Michael Slackman has once again reaffirmed my suspicion that the primary duty of a foreign correspondent for a major American newspaper is to read the local press and then digest it for American audiences. This time (unlike with the garbage story), I think he gets it right.
He’s writing about the shooting of six Coptic Christians on January 7 in what was a blatant act of sectarian violence.
Egypt has experienced many clashes over the years between its Muslim majority and Christian minority, and has always insisted that the conflicts were driven by something — anything — else. A land dispute, a personal grudge, a crime for profit. The official narrative is that these are singular, unrelated crimes.
That is the case since the shooting. Three people were arrested for the attack, which killed six Christians as they left church (Coptic Christians celebrate Christmas on Jan. 7) and a Muslim guard.

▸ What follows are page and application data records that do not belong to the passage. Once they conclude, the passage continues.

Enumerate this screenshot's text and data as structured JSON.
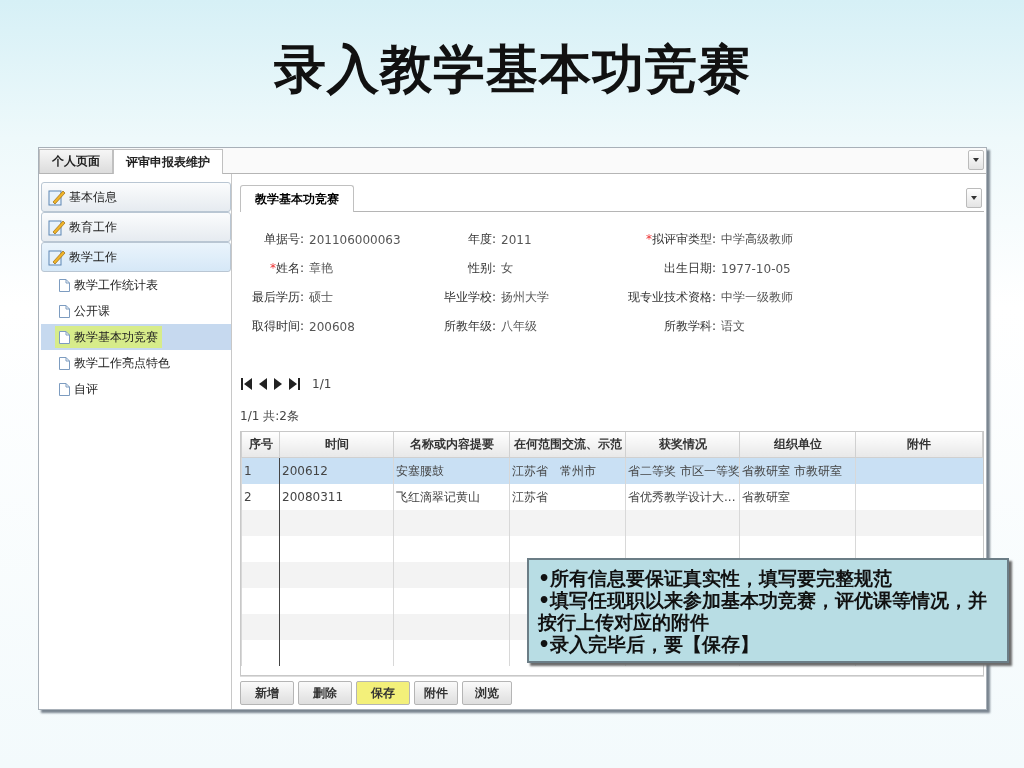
{
  "slide_title": "录入教学基本功竞赛",
  "tabs": [
    {
      "label": "个人页面",
      "selected": false
    },
    {
      "label": "评审申报表维护",
      "selected": true
    }
  ],
  "sidebar": {
    "groups": [
      {
        "label": "基本信息",
        "expanded": false
      },
      {
        "label": "教育工作",
        "expanded": false
      },
      {
        "label": "教学工作",
        "expanded": true,
        "children": [
          {
            "label": "教学工作统计表",
            "selected": false
          },
          {
            "label": "公开课",
            "selected": false
          },
          {
            "label": "教学基本功竞赛",
            "selected": true
          },
          {
            "label": "教学工作亮点特色",
            "selected": false
          },
          {
            "label": "自评",
            "selected": false
          }
        ]
      }
    ]
  },
  "panel_tabs": [
    {
      "label": "教学基本功竞赛",
      "selected": true
    }
  ],
  "form": [
    {
      "label": "单据号:",
      "value": "201106000063"
    },
    {
      "label": "年度:",
      "value": "2011"
    },
    {
      "label": "拟评审类型:",
      "value": "中学高级教师",
      "required_mark": "*"
    },
    {
      "label": "姓名:",
      "value": "章艳",
      "required_mark": "*"
    },
    {
      "label": "性别:",
      "value": "女"
    },
    {
      "label": "出生日期:",
      "value": "1977-10-05"
    },
    {
      "label": "最后学历:",
      "value": "硕士"
    },
    {
      "label": "毕业学校:",
      "value": "扬州大学"
    },
    {
      "label": "现专业技术资格:",
      "value": "中学一级教师"
    },
    {
      "label": "取得时间:",
      "value": "200608"
    },
    {
      "label": "所教年级:",
      "value": "八年级"
    },
    {
      "label": "所教学科:",
      "value": "语文"
    }
  ],
  "pager": {
    "page": "1/1",
    "summary": "1/1 共:2条"
  },
  "table": {
    "columns": [
      "序号",
      "时间",
      "名称或内容提要",
      "在何范围交流、示范",
      "获奖情况",
      "组织单位",
      "附件"
    ],
    "rows": [
      {
        "selected": true,
        "cells": [
          "1",
          "200612",
          "安塞腰鼓",
          "江苏省　常州市",
          "省二等奖 市区一等奖",
          "省教研室 市教研室",
          ""
        ]
      },
      {
        "selected": false,
        "cells": [
          "2",
          "20080311",
          "飞红滴翠记黄山",
          "江苏省",
          "省优秀教学设计大...",
          "省教研室",
          ""
        ]
      }
    ]
  },
  "buttons": [
    {
      "label": "新增",
      "highlighted": false
    },
    {
      "label": "删除",
      "highlighted": false
    },
    {
      "label": "保存",
      "highlighted": true
    },
    {
      "label": "附件",
      "highlighted": false
    },
    {
      "label": "浏览",
      "highlighted": false
    }
  ],
  "callout": [
    "•所有信息要保证真实性，填写要完整规范",
    "•填写任现职以来参加基本功竞赛，评优课等情况，并按行上传对应的附件",
    "•录入完毕后，要【保存】"
  ]
}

“The crime of Nag Hammadi is just an individual crime with no religious motives, just like the crime of raping the girl,” Ahmed Fathi Sorour, the Parliament speaker, said in Al Ahram, a state-owned newspaper.